- Brief: Your answer should be one number, the count of lines in the records that carry the string "this".

┌─ Data supplied

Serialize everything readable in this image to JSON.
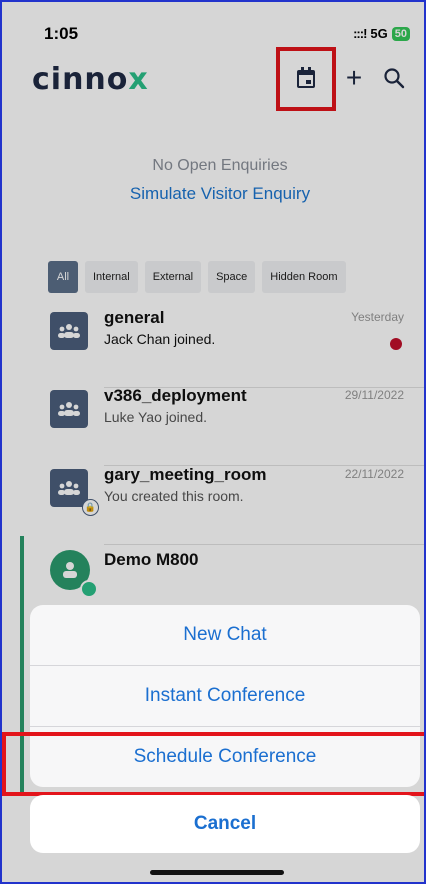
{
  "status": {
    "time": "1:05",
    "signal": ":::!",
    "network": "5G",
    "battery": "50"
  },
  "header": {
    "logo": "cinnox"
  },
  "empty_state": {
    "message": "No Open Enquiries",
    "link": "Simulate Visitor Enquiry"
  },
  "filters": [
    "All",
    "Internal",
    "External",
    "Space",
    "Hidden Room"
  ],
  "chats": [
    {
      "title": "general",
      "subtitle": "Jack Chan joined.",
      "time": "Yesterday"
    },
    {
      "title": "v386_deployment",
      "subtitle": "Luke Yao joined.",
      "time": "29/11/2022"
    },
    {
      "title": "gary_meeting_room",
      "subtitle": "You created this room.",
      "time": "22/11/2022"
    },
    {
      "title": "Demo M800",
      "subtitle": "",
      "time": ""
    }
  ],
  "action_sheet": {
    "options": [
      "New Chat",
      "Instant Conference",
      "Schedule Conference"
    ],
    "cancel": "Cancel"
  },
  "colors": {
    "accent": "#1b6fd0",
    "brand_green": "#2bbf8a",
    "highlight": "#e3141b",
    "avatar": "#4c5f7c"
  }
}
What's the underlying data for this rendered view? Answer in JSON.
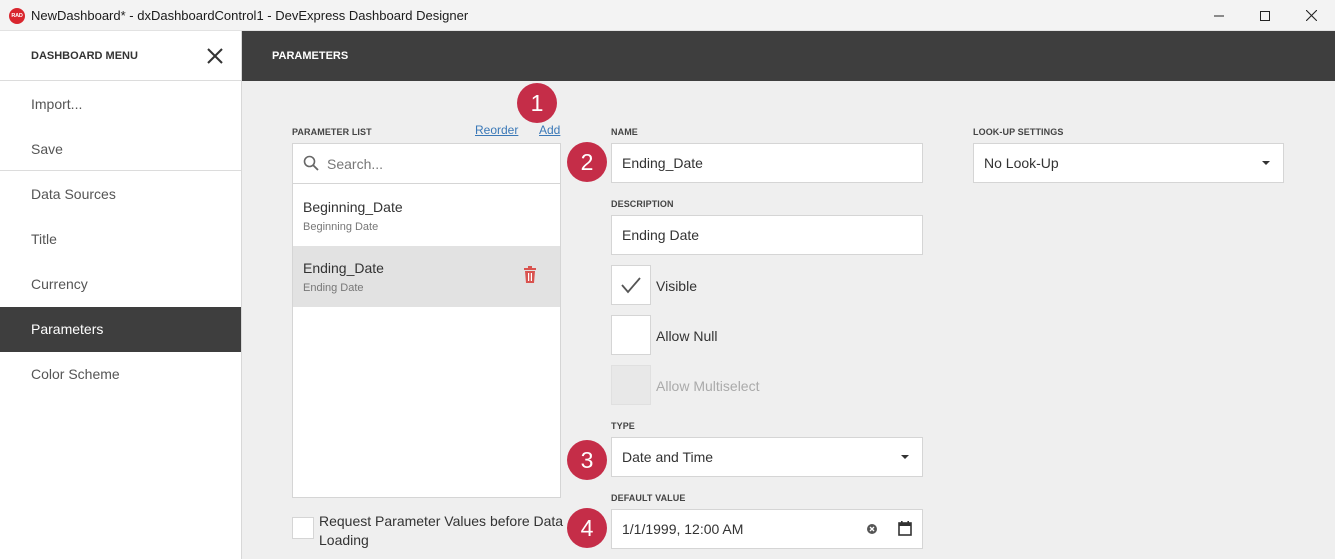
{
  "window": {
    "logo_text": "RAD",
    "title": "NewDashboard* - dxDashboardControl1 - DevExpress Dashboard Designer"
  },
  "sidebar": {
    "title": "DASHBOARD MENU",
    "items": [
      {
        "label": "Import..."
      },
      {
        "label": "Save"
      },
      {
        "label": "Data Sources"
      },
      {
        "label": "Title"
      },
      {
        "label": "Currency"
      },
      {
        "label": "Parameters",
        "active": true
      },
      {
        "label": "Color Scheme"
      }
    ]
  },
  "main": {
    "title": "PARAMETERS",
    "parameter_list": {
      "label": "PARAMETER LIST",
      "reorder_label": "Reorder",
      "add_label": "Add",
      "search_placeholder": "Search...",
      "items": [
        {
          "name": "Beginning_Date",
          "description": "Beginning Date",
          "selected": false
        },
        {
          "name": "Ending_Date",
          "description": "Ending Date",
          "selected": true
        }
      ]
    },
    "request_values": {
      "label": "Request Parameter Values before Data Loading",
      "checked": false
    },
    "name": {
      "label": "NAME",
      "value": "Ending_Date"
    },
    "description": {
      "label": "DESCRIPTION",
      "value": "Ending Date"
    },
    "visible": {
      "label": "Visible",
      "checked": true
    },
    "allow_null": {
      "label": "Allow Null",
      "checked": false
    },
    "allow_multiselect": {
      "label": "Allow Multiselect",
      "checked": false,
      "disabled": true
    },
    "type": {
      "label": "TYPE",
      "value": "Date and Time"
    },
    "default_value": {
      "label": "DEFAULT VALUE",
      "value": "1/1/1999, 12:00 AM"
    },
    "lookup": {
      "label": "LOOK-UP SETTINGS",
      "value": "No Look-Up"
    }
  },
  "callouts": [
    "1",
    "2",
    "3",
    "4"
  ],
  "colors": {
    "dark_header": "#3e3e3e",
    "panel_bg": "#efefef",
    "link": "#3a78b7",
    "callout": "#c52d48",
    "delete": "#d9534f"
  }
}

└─
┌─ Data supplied

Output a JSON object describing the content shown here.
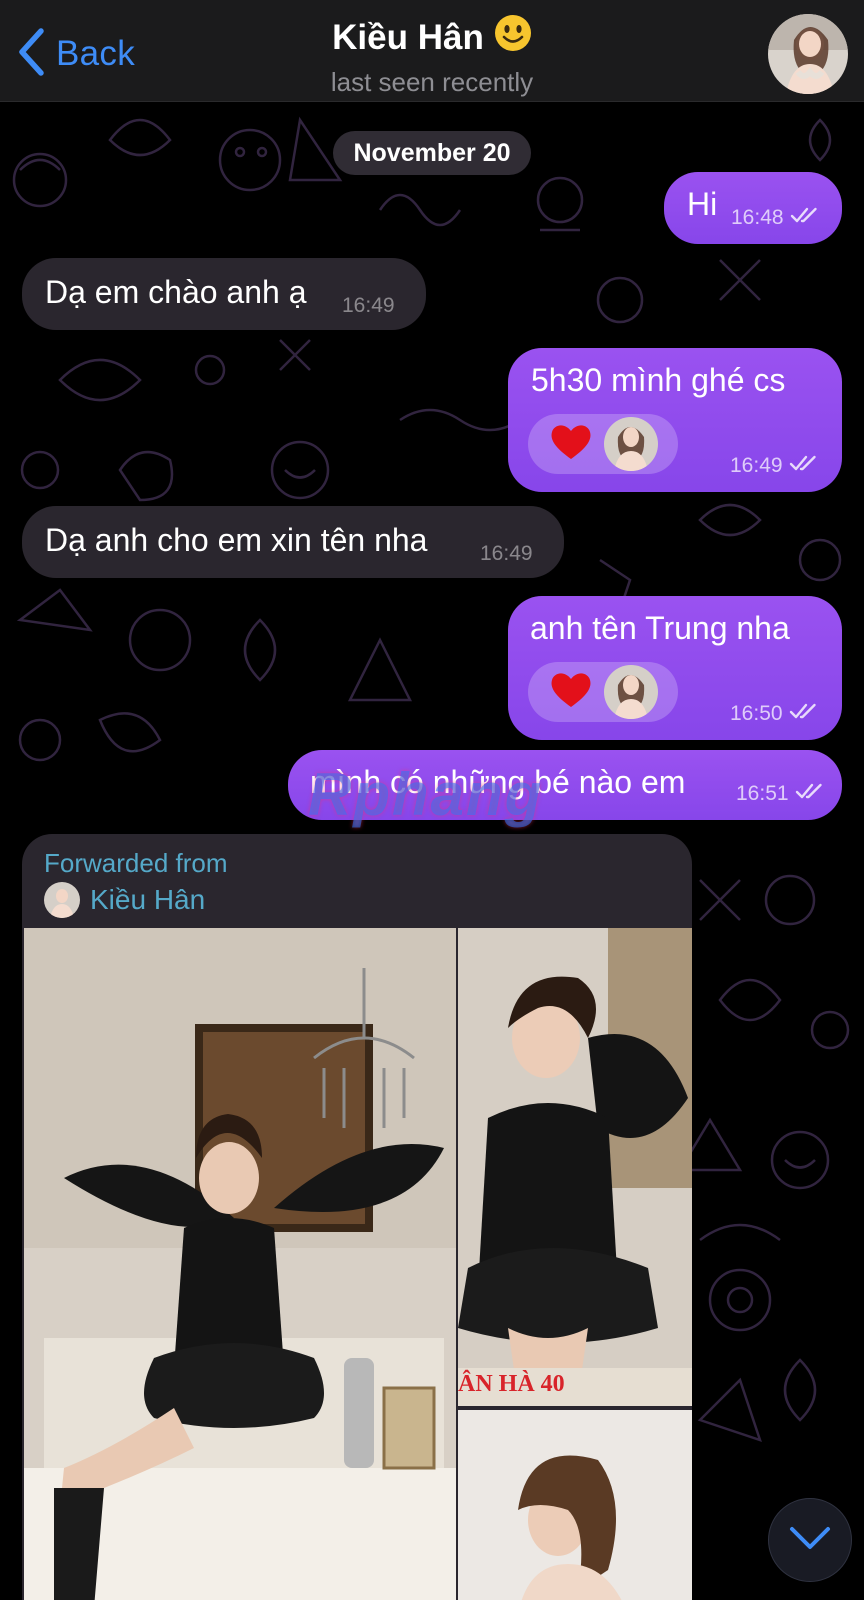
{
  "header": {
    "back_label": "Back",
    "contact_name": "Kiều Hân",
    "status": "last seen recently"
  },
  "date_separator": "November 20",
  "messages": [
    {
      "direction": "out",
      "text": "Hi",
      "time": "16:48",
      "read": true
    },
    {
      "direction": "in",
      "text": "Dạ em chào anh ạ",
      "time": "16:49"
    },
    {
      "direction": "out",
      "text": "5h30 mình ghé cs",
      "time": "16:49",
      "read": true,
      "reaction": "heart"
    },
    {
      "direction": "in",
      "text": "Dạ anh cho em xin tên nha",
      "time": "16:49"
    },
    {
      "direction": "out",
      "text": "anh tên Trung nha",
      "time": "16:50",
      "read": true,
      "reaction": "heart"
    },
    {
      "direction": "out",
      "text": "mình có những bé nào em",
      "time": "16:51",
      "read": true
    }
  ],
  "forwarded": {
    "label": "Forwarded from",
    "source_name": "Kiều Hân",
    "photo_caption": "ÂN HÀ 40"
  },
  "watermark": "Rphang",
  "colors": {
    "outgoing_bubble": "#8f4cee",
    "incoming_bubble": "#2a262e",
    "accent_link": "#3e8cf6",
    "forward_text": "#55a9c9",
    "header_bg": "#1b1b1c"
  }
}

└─

- Exercise answer: 3